··· ENTRIES SUPPLIED

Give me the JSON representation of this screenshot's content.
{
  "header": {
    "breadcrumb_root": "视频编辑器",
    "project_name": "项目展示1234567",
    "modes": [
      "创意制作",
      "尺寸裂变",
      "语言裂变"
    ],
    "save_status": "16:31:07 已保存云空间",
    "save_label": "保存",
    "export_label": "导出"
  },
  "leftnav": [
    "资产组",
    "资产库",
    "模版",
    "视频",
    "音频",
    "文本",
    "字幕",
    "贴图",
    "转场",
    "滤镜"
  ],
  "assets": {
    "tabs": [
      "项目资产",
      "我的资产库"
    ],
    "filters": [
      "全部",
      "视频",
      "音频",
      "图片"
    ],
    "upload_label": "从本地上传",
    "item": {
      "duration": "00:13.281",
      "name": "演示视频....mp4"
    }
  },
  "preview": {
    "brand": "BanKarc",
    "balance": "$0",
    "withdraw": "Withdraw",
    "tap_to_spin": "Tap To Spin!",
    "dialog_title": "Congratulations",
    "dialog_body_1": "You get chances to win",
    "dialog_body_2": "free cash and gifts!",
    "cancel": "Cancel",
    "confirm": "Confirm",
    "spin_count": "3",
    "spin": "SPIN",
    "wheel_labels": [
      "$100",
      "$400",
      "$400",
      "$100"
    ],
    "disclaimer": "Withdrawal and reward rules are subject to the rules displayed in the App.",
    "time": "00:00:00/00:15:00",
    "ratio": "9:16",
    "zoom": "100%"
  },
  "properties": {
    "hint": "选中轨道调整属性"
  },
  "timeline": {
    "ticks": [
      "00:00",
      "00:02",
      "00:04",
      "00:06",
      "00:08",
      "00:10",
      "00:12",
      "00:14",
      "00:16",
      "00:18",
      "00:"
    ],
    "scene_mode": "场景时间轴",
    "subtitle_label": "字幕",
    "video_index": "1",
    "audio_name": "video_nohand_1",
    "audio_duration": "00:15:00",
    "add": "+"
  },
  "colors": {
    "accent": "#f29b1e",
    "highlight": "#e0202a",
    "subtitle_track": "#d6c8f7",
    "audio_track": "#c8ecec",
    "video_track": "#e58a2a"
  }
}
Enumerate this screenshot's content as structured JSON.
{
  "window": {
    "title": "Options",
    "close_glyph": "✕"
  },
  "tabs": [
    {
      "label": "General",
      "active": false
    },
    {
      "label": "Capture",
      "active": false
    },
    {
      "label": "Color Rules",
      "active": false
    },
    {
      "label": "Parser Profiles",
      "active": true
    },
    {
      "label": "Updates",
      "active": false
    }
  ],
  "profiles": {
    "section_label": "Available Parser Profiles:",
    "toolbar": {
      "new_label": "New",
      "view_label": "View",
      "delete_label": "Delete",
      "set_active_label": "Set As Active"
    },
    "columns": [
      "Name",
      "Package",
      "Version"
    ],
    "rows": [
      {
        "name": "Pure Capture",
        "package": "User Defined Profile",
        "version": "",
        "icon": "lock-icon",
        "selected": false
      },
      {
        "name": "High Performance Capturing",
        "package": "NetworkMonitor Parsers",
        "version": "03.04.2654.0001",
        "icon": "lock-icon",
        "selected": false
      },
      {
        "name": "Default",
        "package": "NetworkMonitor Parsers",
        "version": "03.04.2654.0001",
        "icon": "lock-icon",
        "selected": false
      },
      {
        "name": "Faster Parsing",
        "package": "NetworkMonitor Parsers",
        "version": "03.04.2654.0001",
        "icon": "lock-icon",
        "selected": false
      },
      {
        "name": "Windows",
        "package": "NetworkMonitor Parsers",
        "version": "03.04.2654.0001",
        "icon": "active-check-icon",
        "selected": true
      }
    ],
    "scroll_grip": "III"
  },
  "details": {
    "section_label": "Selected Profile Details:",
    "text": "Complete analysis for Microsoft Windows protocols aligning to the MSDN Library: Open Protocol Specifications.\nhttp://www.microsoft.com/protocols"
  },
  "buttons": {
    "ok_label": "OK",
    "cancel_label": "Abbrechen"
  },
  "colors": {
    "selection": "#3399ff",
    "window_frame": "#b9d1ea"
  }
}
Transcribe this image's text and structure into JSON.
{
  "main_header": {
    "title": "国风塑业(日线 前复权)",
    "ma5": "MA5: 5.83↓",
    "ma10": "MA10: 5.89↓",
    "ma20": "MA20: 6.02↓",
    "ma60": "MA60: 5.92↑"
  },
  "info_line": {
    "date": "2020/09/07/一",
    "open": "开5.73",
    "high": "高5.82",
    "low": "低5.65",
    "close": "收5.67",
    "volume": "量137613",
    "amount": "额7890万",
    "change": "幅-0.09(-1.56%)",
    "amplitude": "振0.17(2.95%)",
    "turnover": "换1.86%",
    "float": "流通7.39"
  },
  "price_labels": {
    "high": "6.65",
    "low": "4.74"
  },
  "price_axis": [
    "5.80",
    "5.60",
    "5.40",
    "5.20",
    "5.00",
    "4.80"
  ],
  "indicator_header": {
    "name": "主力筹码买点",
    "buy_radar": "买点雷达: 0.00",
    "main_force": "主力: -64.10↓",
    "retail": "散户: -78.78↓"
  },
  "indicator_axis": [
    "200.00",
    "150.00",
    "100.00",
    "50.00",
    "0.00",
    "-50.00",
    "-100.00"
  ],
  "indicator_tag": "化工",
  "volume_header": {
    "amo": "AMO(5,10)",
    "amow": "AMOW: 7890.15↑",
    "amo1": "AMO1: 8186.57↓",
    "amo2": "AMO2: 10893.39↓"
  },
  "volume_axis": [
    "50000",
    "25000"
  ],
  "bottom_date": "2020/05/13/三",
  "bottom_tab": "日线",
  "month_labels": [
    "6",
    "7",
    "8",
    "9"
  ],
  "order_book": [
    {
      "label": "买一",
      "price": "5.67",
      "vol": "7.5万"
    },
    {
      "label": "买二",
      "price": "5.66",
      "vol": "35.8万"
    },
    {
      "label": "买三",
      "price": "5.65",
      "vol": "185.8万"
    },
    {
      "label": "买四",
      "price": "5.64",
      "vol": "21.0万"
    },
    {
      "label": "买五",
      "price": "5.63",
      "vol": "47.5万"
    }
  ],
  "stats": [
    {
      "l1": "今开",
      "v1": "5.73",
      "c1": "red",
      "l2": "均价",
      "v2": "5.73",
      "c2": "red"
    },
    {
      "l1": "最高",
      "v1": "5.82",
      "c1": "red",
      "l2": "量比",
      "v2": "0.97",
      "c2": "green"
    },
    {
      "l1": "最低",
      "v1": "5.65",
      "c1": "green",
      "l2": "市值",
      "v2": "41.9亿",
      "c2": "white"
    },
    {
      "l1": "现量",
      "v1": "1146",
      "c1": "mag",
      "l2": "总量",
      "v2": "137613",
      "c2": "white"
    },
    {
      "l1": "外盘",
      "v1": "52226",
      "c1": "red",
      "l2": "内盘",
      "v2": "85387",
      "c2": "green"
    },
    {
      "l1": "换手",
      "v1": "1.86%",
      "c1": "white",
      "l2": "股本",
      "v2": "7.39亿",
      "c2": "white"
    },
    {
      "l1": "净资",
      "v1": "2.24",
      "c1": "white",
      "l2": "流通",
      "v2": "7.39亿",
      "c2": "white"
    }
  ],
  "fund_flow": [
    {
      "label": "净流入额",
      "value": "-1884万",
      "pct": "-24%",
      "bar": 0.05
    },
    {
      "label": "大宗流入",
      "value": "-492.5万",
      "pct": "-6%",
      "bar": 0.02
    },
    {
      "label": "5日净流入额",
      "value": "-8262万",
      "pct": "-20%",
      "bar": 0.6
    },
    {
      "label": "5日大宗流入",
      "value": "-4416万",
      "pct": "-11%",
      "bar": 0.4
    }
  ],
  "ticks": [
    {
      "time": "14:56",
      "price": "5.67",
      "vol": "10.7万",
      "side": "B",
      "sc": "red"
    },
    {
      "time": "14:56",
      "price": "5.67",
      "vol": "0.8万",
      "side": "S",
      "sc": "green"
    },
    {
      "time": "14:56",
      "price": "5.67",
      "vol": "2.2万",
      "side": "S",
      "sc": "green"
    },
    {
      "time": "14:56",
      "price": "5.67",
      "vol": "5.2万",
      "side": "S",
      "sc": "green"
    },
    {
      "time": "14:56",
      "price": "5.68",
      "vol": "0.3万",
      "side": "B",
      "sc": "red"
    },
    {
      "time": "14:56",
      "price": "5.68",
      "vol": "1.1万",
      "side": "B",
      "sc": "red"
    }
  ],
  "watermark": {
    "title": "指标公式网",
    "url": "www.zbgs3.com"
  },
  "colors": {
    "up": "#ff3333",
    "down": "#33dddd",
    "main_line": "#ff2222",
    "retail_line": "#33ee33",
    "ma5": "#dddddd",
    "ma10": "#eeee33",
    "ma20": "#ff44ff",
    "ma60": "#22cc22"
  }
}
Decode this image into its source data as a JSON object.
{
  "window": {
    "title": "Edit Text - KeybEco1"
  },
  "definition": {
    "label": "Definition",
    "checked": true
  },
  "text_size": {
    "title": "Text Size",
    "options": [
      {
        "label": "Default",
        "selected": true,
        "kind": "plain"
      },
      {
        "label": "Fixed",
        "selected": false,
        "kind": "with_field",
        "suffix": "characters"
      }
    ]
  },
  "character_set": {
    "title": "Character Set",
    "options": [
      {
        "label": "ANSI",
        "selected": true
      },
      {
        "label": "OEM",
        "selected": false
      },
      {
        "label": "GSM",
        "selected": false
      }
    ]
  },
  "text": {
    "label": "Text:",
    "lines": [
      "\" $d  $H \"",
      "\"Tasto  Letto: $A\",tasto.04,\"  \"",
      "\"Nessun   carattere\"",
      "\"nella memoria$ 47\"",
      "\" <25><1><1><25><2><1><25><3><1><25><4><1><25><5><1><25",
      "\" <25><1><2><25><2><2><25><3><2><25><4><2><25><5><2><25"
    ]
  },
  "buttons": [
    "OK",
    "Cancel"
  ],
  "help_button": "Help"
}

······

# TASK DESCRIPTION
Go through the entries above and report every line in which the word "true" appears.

# RESPONSE TO THIS EXERCISE
      "active": true
        "selected": true
    "checked": true
        "selected": true,
        "selected": true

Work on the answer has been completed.